Tony Windsor began and ends his political career with hung parliaments. He was elected as an independent to the New South Wales Parliament in 1991, at the same election that reduced Nick Greiner, remarkably, to a minority government. As for why Windsor was an independent, rather than the Nationals MP he originally was a candidate to become, you can ask the NSW Nationals. As they would learn repeatedly over the ensuing two decades, you mess with Tony Windsor at your peril.
Greiner himself didn’t last much longer after the Metherell affair. But the Greiner-Fahey government, despite its minority status, ran full term, with Windsor’s support — demonstrating that hung parliaments can be stable and deliver outcomes. Bob Carr only narrowly won power in 1995.
Windsor, knowingly or not, created a brand — the independent who saw how much for granted the Nationals, particularly in NSW, took the bush, and offered an alternative. He held his seat in 1995, again in 1999, and then in 2001 tried for a federal seat. And not just any federal seat, but New England, Nationals heartland and the one-time kingdom of Nats leader Ian Sinclair. Windsor handily defeated Sinclair’s successor, Stuart St Clair. Six years before, Peter Andren had entered politics and seized Calare from the Nationals.
Rob Oakeshott was to match Windsor’s achievement, though not his longevity. Oakeshott had a longer heritage within the Nationals, having worked for future leader Mark Vaile, being elected in 1996, and earning a shadow ministry after 1999. Oakeshott seemed a fresh, young, different face for the Nats. But in 2002 he walked, unhappy about the party’s social conservatism.
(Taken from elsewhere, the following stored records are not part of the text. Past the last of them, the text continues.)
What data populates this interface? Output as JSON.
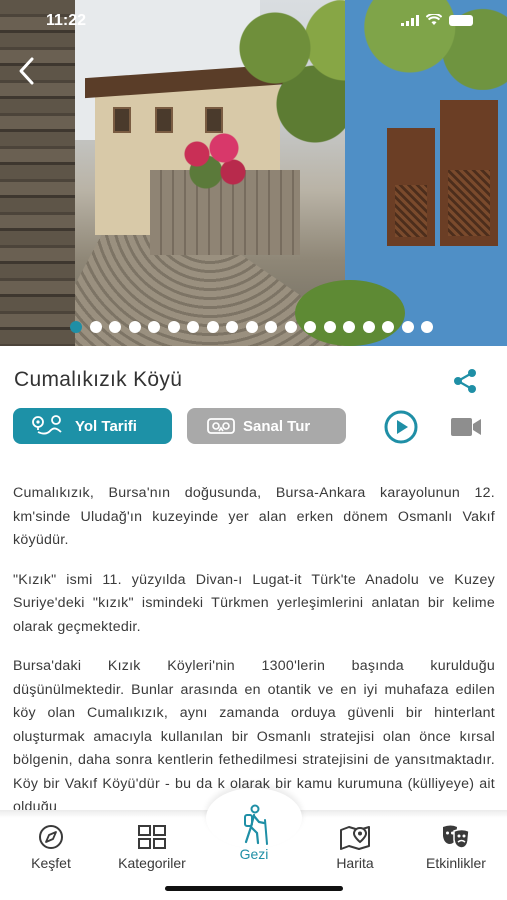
{
  "status": {
    "time": "11:22"
  },
  "gallery": {
    "dot_count": 19,
    "active_index": 0
  },
  "place": {
    "title": "Cumalıkızık Köyü"
  },
  "actions": {
    "route_label": "Yol Tarifi",
    "tour_label": "Sanal Tur"
  },
  "content": {
    "paragraphs": [
      "Cumalıkızık, Bursa'nın doğusunda, Bursa-Ankara karayolunun 12. km'sinde Uludağ'ın kuzeyinde yer alan erken dönem Osmanlı Vakıf köyüdür.",
      " \"Kızık\" ismi 11. yüzyılda Divan-ı Lugat-it Türk'te Anadolu ve Kuzey Suriye'deki \"kızık\" ismindeki Türkmen yerleşimlerini anlatan bir kelime olarak geçmektedir.",
      "Bursa'daki Kızık Köyleri'nin 1300'lerin başında kurulduğu düşünülmektedir. Bunlar arasında en otantik ve en iyi muhafaza edilen köy olan Cumalıkızık, aynı zamanda orduya güvenli bir hinterlant oluşturmak amacıyla kullanılan bir Osmanlı stratejisi olan önce kırsal bölgenin, daha sonra kentlerin fethedilmesi stratejisini de yansıtmaktadır. Köy bir Vakıf Köyü'dür - bu da k olarak bir kamu kurumuna (külliyeye) ait olduğu"
    ]
  },
  "tabs": [
    {
      "label": "Keşfet",
      "icon": "compass-icon"
    },
    {
      "label": "Kategoriler",
      "icon": "grid-icon"
    },
    {
      "label": "Gezi",
      "icon": "hiker-icon"
    },
    {
      "label": "Harita",
      "icon": "map-pin-icon"
    },
    {
      "label": "Etkinlikler",
      "icon": "theater-masks-icon"
    }
  ],
  "active_tab": "Gezi",
  "colors": {
    "accent": "#1d91a7",
    "secondary_button": "#a9a9a9"
  }
}
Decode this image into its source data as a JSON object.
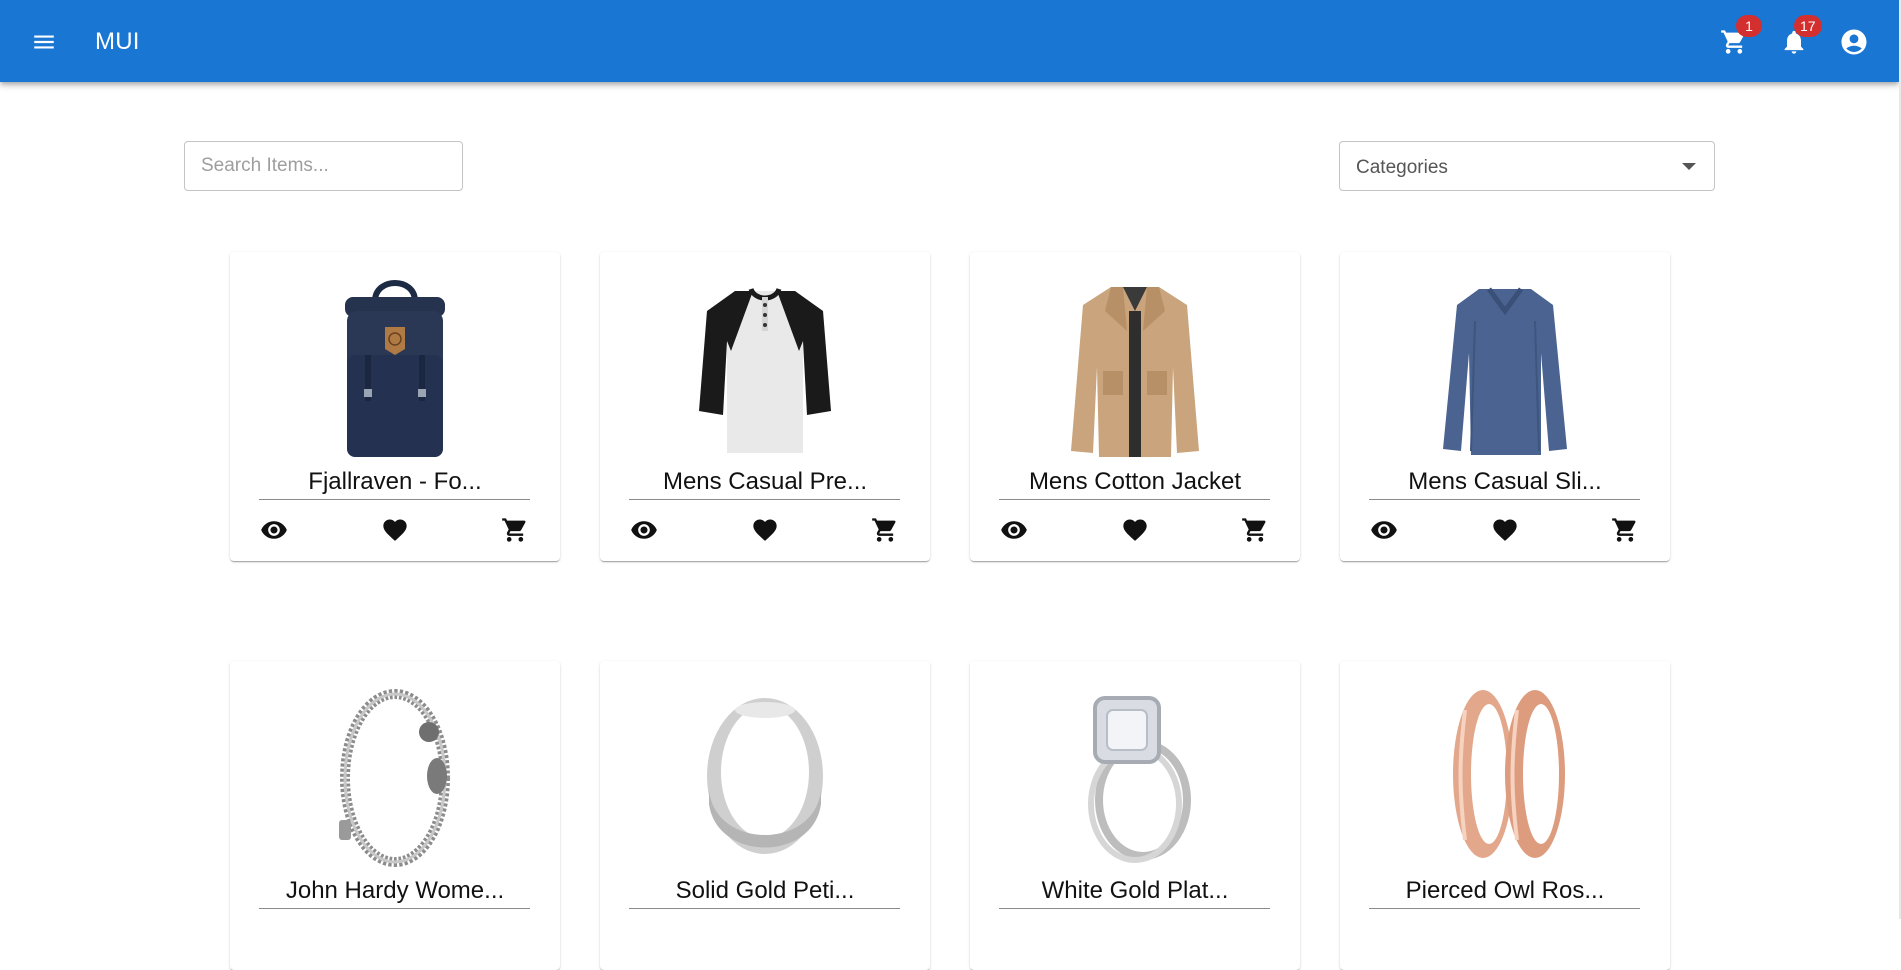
{
  "appbar": {
    "brand": "MUI",
    "cart_badge": "1",
    "notifications_badge": "17"
  },
  "search": {
    "placeholder": "Search Items..."
  },
  "categories": {
    "value": "Categories"
  },
  "products": [
    {
      "title": "Fjallraven - Fo...",
      "image": "backpack"
    },
    {
      "title": "Mens Casual Pre...",
      "image": "raglan-tee"
    },
    {
      "title": "Mens Cotton Jacket",
      "image": "khaki-jacket"
    },
    {
      "title": "Mens Casual Sli...",
      "image": "blue-longsleeve"
    },
    {
      "title": "John Hardy Wome...",
      "image": "chain-bracelet"
    },
    {
      "title": "Solid Gold Peti...",
      "image": "silver-ring"
    },
    {
      "title": "White Gold Plat...",
      "image": "diamond-ring"
    },
    {
      "title": "Pierced Owl Ros...",
      "image": "rose-gold-plugs"
    }
  ],
  "actions": [
    "view-icon",
    "favorite-icon",
    "add-to-cart-icon"
  ]
}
Like Windsor, Oakeshott build up his vote in his state seat, winning in 2003 and 2007, aided by Bob Carr’s canny co-operation in delivering funding for his seat.
In 2008, after Vaile left politics, Oakeshott followed Windsor into federal Parliament, taking another former leader’s seat.
Neither garnered much attention until the 2010 election thrust them into public consciousness. Windsor and Oakeshott worked with Bob Katter — yet another former Nat (indeed, a former Joh Bjelke-Petersen minister, no less) in the negotiations with Julia Gillard and Tony Abbott. It was to Windsor that Abbott made his infamous comment that the only thing he wouldn’t do to be prime minister was sell his arse.
But delivering support to Labor was the easy part — for the all the bile and hatred directed at them ever since by conservatives. Windsor and Oakeshott, along with the other independents and Greens MP Adam Bandt, became the crucial votes for passage of any contested legislation through the House of Representatives, placing a huge burden of work on them to be across every controversial issue. Only last night, Windsor was locked in discussions over the fate of the government’s 457 visa bill, trying to find a solution to what he says are abuses of the system, albeit not on the scale claimed by the government, but without imposing burdens on business.
For much of the last three years, Windsor and Oakeshott have looked like the only adults in Parliament — particularly Windsor, who always seemed to take seriously the stuff that needed to be taken seriously but knew that most of the rest was nonsense. Windsor also had a healthy scepticism of the media, deriding the pretensions of News Ltd, which openly declared war on Oakeshott, and noting the inability of press gallery journalists to cope with the idea of a hung parliament and the scary idea that legislation might actually be debated, negotiated and amended rather than being rubber-stamped by Parliament.
After all that, it’s actually fitting both will go out of politics together. Oakeshott was facing defeat at the hands of his former party in Lyne. Windsor would have seen off the threat of Barnaby Joyce, whose crass populism is less appealing to the gentry of New England than to Queenslanders; Joyce, who was facing the end of his political career in September, must be overjoyed his path to the deputy prime ministership is now open again. “The world is run by those that turn up,” Windsor said this morning. If Windsor had stood again, it would have been 25 years in parliaments. As they say in the classics, you get less for murder.
Both are proud of their achievements in this term of Parliament; both readily admit they could have done better, particularly on asylum seekers. Apart from anything else, with their departure goes some much-needed candour from MPs who never stuck to talking points in explaining themselves or their policies; indeed, they never even had talking points to stick to. Who knows, we might get lucky and see their example rub off on some of those left behind.